Rep. Paul RyanPaul RyanThe “Do-nothing Congress” moved the needle on drug reform How Republicans can move past Trump’s politics of personal ambition Speaker Ryan: Clinton's classified briefings should be suspended MORE (R-Wis.) supports the principle that online retailers should have to pay state sales taxes.

"I think the concept is right," Ryan, the chairman of the House Budget Committee, said at a town hall meeting earlier this week, according to the Wisconsin Reporter.

In an emailed statement to The Hill, Ryan clarified that he does not support the Senate's legislation on the issue.

"It's got to be done the right way. I think the legitimate concern is can it be used to do other forms of taxation or retroactive taxation? You have got to make sure it doesn't do that. I don't think the Senate bill is written in a tight enough way to do that," Ryan said.

He added that it's unfair for a local brick-and-mortar retailer to have to collect sales taxes when online competitors are exempt.

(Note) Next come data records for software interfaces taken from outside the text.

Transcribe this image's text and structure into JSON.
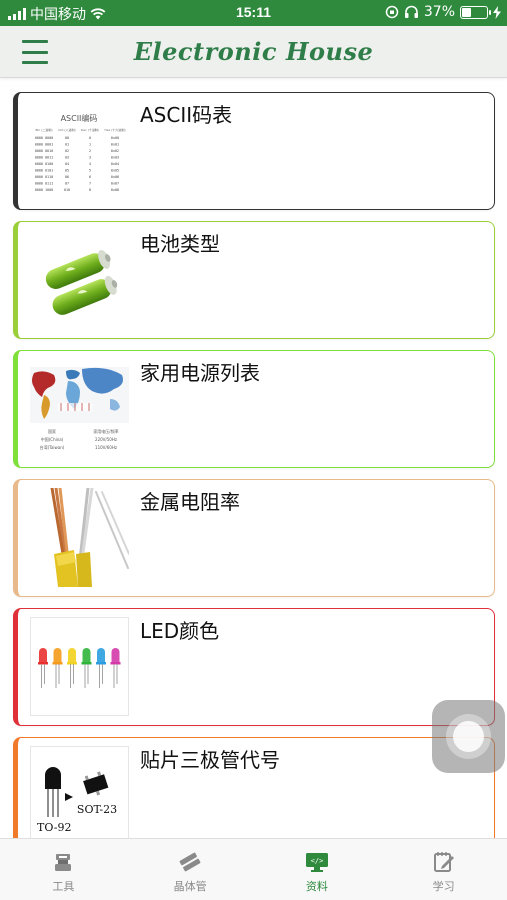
{
  "status_bar": {
    "carrier": "中国移动",
    "time": "15:11",
    "battery_percent": "37%",
    "battery_level": 0.37
  },
  "header": {
    "title": "Electronic House",
    "menu_icon": "hamburger-menu-icon"
  },
  "items": [
    {
      "label": "ASCII码表",
      "accent": "#333333",
      "icon": "ascii-table-thumbnail",
      "thumb_title": "ASCII编码",
      "thumb_headers": [
        "Bin (二进制)",
        "Oct (八进制)",
        "Dec (十进制)",
        "Hex (十六进制)"
      ],
      "thumb_rows": [
        [
          "0000 0000",
          "00",
          "0",
          "0x00"
        ],
        [
          "0000 0001",
          "01",
          "1",
          "0x01"
        ],
        [
          "0000 0010",
          "02",
          "2",
          "0x02"
        ],
        [
          "0000 0011",
          "03",
          "3",
          "0x03"
        ],
        [
          "0000 0100",
          "04",
          "4",
          "0x04"
        ],
        [
          "0000 0101",
          "05",
          "5",
          "0x05"
        ],
        [
          "0000 0110",
          "06",
          "6",
          "0x06"
        ],
        [
          "0000 0111",
          "07",
          "7",
          "0x07"
        ],
        [
          "0000 1000",
          "010",
          "8",
          "0x08"
        ]
      ]
    },
    {
      "label": "电池类型",
      "accent": "#9bcf3a",
      "icon": "battery-thumbnail"
    },
    {
      "label": "家用电源列表",
      "accent": "#7fe03a",
      "icon": "world-power-map-thumbnail",
      "thumb_headers": [
        "国家",
        "家用电压/频率"
      ],
      "thumb_rows": [
        [
          "中国(China)",
          "220V/50Hz"
        ],
        [
          "台湾(Taiwan)",
          "110V/60Hz"
        ]
      ]
    },
    {
      "label": "金属电阻率",
      "accent": "#e8b98a",
      "icon": "copper-wire-thumbnail"
    },
    {
      "label": "LED颜色",
      "accent": "#e0303a",
      "icon": "led-colors-thumbnail"
    },
    {
      "label": "贴片三极管代号",
      "accent": "#f07a2a",
      "icon": "smd-transistor-thumbnail",
      "thumb_labels": [
        "SOT-23",
        "TO-92"
      ]
    }
  ],
  "tabs": [
    {
      "label": "工具",
      "icon": "tools-icon",
      "active": false
    },
    {
      "label": "晶体管",
      "icon": "transistor-icon",
      "active": false
    },
    {
      "label": "资料",
      "icon": "reference-monitor-icon",
      "active": true
    },
    {
      "label": "学习",
      "icon": "study-notebook-icon",
      "active": false
    }
  ],
  "colors": {
    "brand_green": "#2f8a3e",
    "title_green": "#2f7d48",
    "tab_inactive": "#8a8a8a"
  }
}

"So I'd like to think there's a way to address this inequity without giving the government power to expand taxing authority beyond that intent. You've got to do it the right way," Ryan said.

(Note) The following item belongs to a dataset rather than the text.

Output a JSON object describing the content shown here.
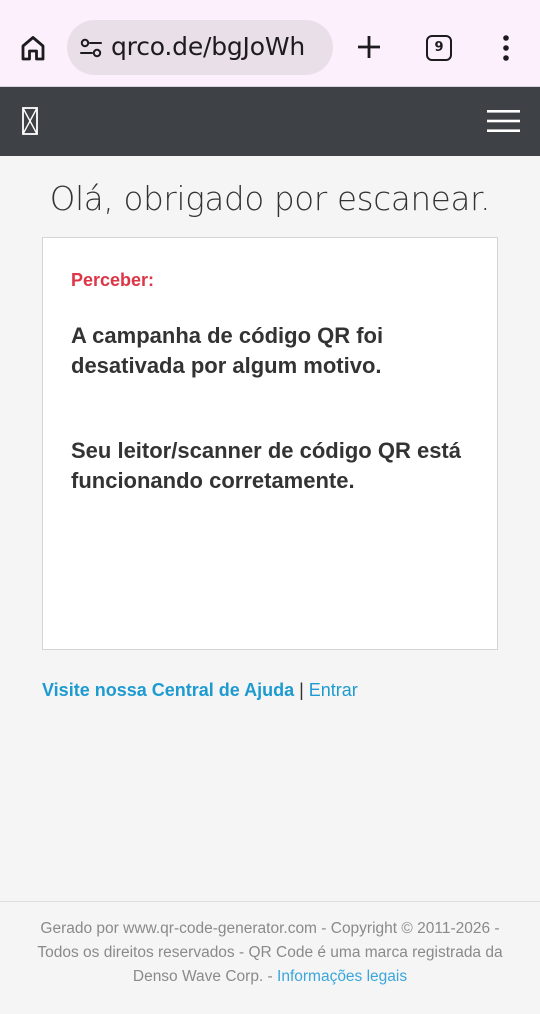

Under current law, states can only collect sales taxes from retailers that have a physical presence in their state. People who order items online from another state are supposed to declare the purchases on their tax forms, but few do.

The Senate's bill, the Marketplace Fairness Act, would empower states to tax out-of-state online retailers, but would exempt small businesses that earn less than $1 million annually. The Senate is expected to vote on the bill next week.

The proposal has the support of retail lobbying groups and a host of governors, including Republicans Chris Christie of New Jersey, Rick Snyder of Michigan and Bob McDonnell of Virginia. Passage of the bill could bring billions of dollars in new revenue to state governments.

But anti-tax groups such as Heritage Action, Americans for Prosperity and Grover Norquist's Americans for Tax Reform are rallying opposition to the measure, saying it would be complicated to enforce and would stifle online commerce.

The Senate is expected to approve the sales tax bill next week.